Smartphones, tablets and other gadgets of the digital age have the potential to transform the relationship between doctors and their patients – for the better, says a prominent American researcher in the fields of cardiology and genomics.
"There is a new-found capacity of any individual to drive the search for their own health information. That was never previously possible," said Dr. Eric Topol, author of The Creative Destruction of Medicine: How the Digital Revolution Will Create Better Health Care, which was published this year.
Topol noted that physicians traditionally controlled patient access to medical tests and they were also responsible for interpreting the results. Now, a new wave of smartphone apps and digital devices will make it possible for patients to monitor their own vital signs.
In a recent interview, Topol pointed to miniaturized ultrasound equipment that can continuously scan the heart. Linked up to a smartphone, "you could wirelessly send the video loops [to a specialist] to interpret," he said. Or better still, a smartphone app could make a diagnosis.
"The smartphone and the tablet are basically equivalent to the printing press in the 1400s. It's a kind of a medical Gutenberg," said Topol, director of the Scripps Translational Science Institute in La Jolla, Calif.
The old medical order, which is characterized by escalating costs, needs to be swept away to make room for digital innovations that put personal health information directly into the hands of patients, he said.
Some doctors will feel threatened by the loss of power, Topol said. But, in the end, relations between doctors and patients will be improved. "It will be a partnership, one where the doctor's role will be to guide the patient who has all this information about himself or herself."
In an optimistic view of the future, he predicts that these developments could help to curb health-care spending. Physicians will be able to used their time more efficiently because some of their traditional tasks will be performed by other means. More onus will also be placed on patients to take responsibility for their health.

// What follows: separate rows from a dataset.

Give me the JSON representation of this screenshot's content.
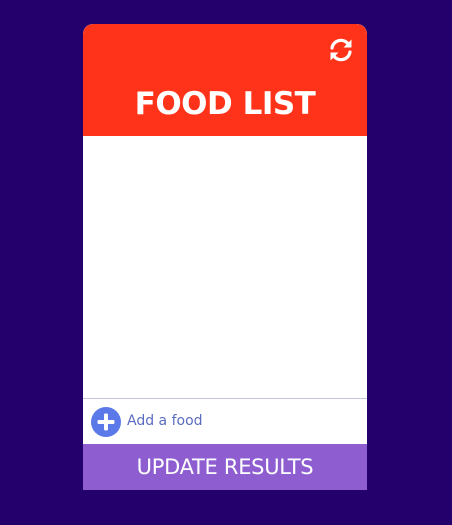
{
  "header": {
    "title": "FOOD LIST",
    "refresh_icon": "refresh-icon"
  },
  "food_list": {
    "items": []
  },
  "add_food": {
    "icon": "plus-circle-icon",
    "placeholder": "Add a food"
  },
  "footer": {
    "update_label": "UPDATE RESULTS"
  },
  "colors": {
    "background": "#23006b",
    "header": "#ff3319",
    "add_icon": "#5b79e8",
    "update_button": "#8e5ed1"
  }
}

Patients may even add fresh insights into the interpretation of their data. After all, they will know what they were doing when the results were collected. "There will be these feedback loops of information superimposed on knowing one's routine, environment and lifestyle," Topol said.